Off the Tenure Track
Before diving into the differential equations, it is worthwhile pausing to look back over Lewis Fry Richardson's life and career, which were no less strange and wonderful than his scientific work. He came from a prosperous family in Newcastle upon Tyne, the industrial port in the far north of England. They were Quakers, and Lewis was sent to Bootham, a distinguished Quaker boarding school, where his interests in science and natural history were cultivated by J. Edmund Clark, a prominent member of the Royal Meteorological Society. "Another master," Richardson later wrote, "left me with the conviction that science ought to be subordinate to morals."
At Cambridge, Richardson's mentor was J. J. Thomson, the Cavendish professor of physics (and the discoverer of the electron). Richardson took first-class honors in natural sciences. Later he sought a fellowship at King's College, but he was passed over. There followed a decade of short-term, low-ranking jobs in out-of-the-way places, like the succession of postdoc appointments so many graduates face today. In the end Richardson never did hold a chair at any of the major British universities.
In 1913 he became superintendent of the Eskdalemuir Observatory in the Scottish Southern Uplands. Talk about out-of-the-way places! This small institution, run by the Meteorological Office, had been founded to measure variations in the earth's magnetic field, and it was deliberately put as far as possible from railroads and power lines. Richardson described it as a place of "bleak and humid solitude," but this was probably not a complaint; when he was once asked if he had any hobbies, his answer was "solitude."
In any event, the solitude was soon interrupted. "In August 1914," Richardson wrote later, "I was torn between an intense curiosity to see war at close quarters and an intense objection to killing people, both mixed with ideas of public duty and doubt as to whether I could endure danger." He requested a leave of absence but was refused. In 1916 he resigned his post and joined the Friends' Ambulance Unit.
After the war, Richardson returned to the Meteorological Office, working at the Benson research station near Oxford, but that job also ended prematurely. In 1920 the Meteorological Office was put under military administration, and Richardson felt compelled to resign again. After that, he never got back on the tenure track.
Some biographers emphasize the price that Richardson paid for his convictions. According to family members, his pacifist principles cost him a university appointment. Family memoirs also describe an anguished moment when he destroyed his research on atmospheric turbulence because it was attracting the attention of "the 'poison gas' experts." On the other hand, it would be misleading to portray Richardson as an outcast from the scientific establishment.

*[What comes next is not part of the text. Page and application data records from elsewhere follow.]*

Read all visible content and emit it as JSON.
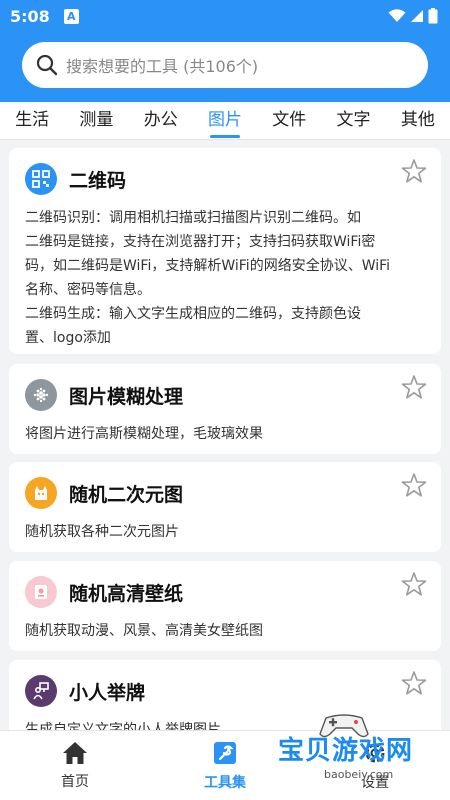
{
  "status": {
    "time": "5:08",
    "app_badge": "A"
  },
  "search": {
    "placeholder": "搜索想要的工具 (共106个)"
  },
  "tabs": [
    {
      "label": "生活",
      "active": false
    },
    {
      "label": "测量",
      "active": false
    },
    {
      "label": "办公",
      "active": false
    },
    {
      "label": "图片",
      "active": true
    },
    {
      "label": "文件",
      "active": false
    },
    {
      "label": "文字",
      "active": false
    },
    {
      "label": "其他",
      "active": false
    }
  ],
  "tools": [
    {
      "title": "二维码",
      "icon": "qrcode-icon",
      "color": "#2b93f5",
      "desc": "二维码识别：调用相机扫描或扫描图片识别二维码。如\n二维码是链接，支持在浏览器打开；支持扫码获取WiFi密\n码，如二维码是WiFi，支持解析WiFi的网络安全协议、WiFi\n名称、密码等信息。\n二维码生成：输入文字生成相应的二维码，支持颜色设\n置、logo添加"
    },
    {
      "title": "图片模糊处理",
      "icon": "blur-icon",
      "color": "#8e969e",
      "desc": "将图片进行高斯模糊处理，毛玻璃效果"
    },
    {
      "title": "随机二次元图",
      "icon": "anime-icon",
      "color": "#f5a623",
      "desc": "随机获取各种二次元图片"
    },
    {
      "title": "随机高清壁纸",
      "icon": "wallpaper-icon",
      "color": "#f8c9d2",
      "desc": "随机获取动漫、风景、高清美女壁纸图"
    },
    {
      "title": "小人举牌",
      "icon": "sign-person-icon",
      "color": "#5b3a6e",
      "desc": "生成自定义文字的小人举牌图片"
    }
  ],
  "nav": [
    {
      "label": "首页",
      "icon": "home-icon",
      "active": false
    },
    {
      "label": "工具集",
      "icon": "toolkit-icon",
      "active": true
    },
    {
      "label": "设置",
      "icon": "settings-icon",
      "active": false
    }
  ],
  "watermark": {
    "text": "宝贝游戏网",
    "sub": "baobeiy.com"
  },
  "colors": {
    "primary": "#2b93f5",
    "background": "#f2f3f5"
  }
}
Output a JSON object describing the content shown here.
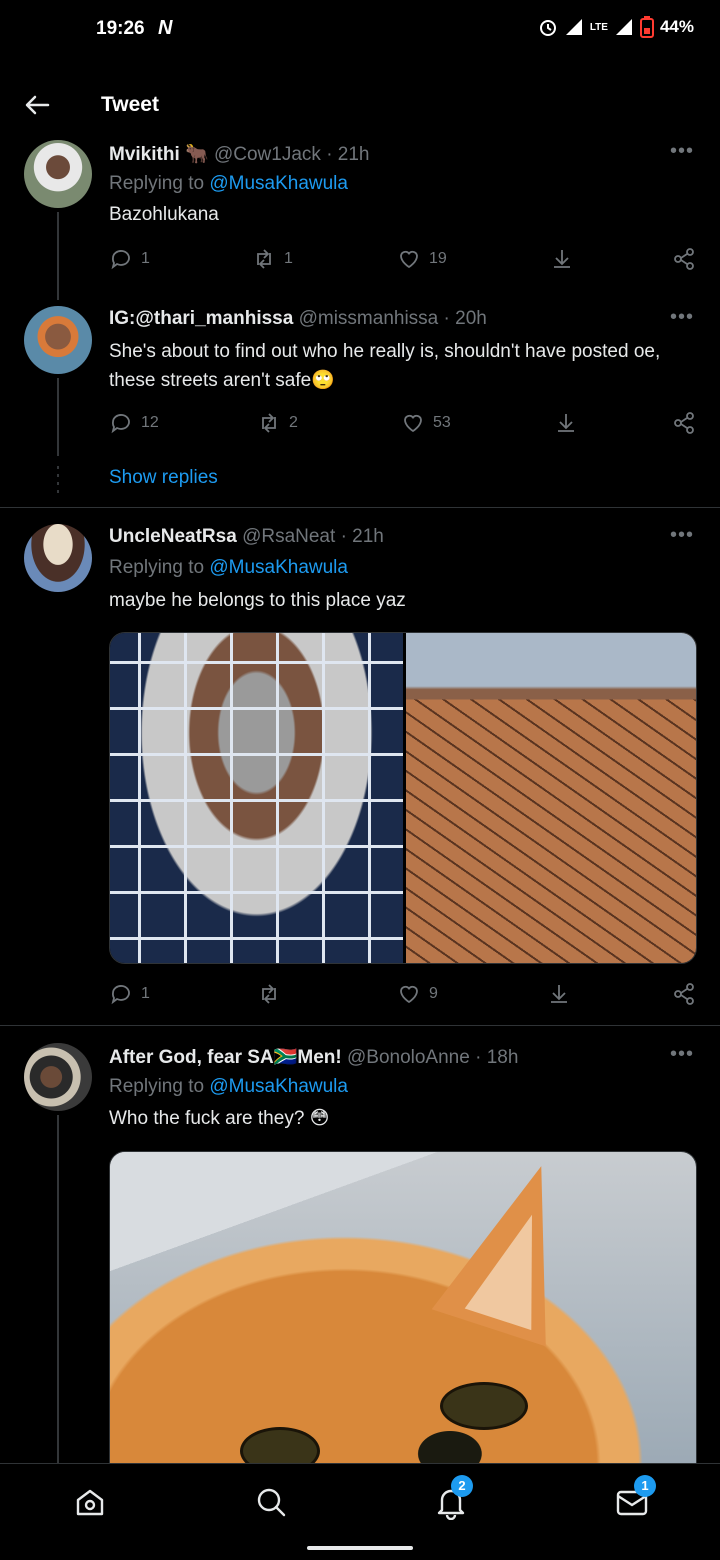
{
  "status_bar": {
    "time": "19:26",
    "notif_glyph": "N",
    "network": "LTE",
    "battery": "44%"
  },
  "header": {
    "title": "Tweet"
  },
  "replies": [
    {
      "name": "Mvikithi",
      "name_emoji": "🐂",
      "handle": "@Cow1Jack",
      "time": "· 21h",
      "replying_prefix": "Replying to",
      "replying_to": "@MusaKhawula",
      "text": "Bazohlukana",
      "reply_count": "1",
      "retweet_count": "1",
      "like_count": "19"
    },
    {
      "name": "IG:@thari_manhissa",
      "handle": "@missmanhissa",
      "time": "· 20h",
      "text": "She's about to find out who he really is, shouldn't have posted oe, these streets aren't safe",
      "text_emoji": "🙄",
      "reply_count": "12",
      "retweet_count": "2",
      "like_count": "53",
      "show_replies": "Show replies"
    },
    {
      "name": "UncleNeatRsa",
      "handle": "@RsaNeat",
      "time": "· 21h",
      "replying_prefix": "Replying to",
      "replying_to": "@MusaKhawula",
      "text": "maybe he belongs to this place yaz",
      "reply_count": "1",
      "retweet_count": "",
      "like_count": "9"
    },
    {
      "name": "After God, fear SA",
      "name_flag": "🇿🇦",
      "name_suffix": "Men!",
      "handle": "@BonoloAnne",
      "time": "· 18h",
      "replying_prefix": "Replying to",
      "replying_to": "@MusaKhawula",
      "text": "Who the fuck are they?",
      "text_emoji": "😳"
    }
  ],
  "bottom_nav": {
    "notifications_badge": "2",
    "messages_badge": "1"
  },
  "colors": {
    "accent": "#1d9bf0",
    "background": "#000000",
    "muted": "#71767b",
    "text": "#e7e9ea"
  }
}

He was elected a Fellow of the Royal Society; he served as secretary of the Royal Meteorological Society; he had well over 100 scholarly publications (recently collected in two fat volumes by Cambridge University Press). Today there is a Richardson Institute for Peace Studies and Conflict Resolution, and one of the dimensionless numbers of fluid mechanics is called the Richardson number.
Whether for reasons of conscience or pure predilection, Richardson did turn away from work in meteorology after the mid-1920s. He took a degree in psychology (at age 48), and then for the last 15 years of his life focused on the study of war and its prevention. He took a mathematical approach to these problems as well. For most people, the idea that mathematics might be the key to world peace seems naive and implausible, but maybe we shouldn't be too quick to give up on it. In Richardson's day, mathematics also looked like an outlandishly unsuitable tool for weather forecasting.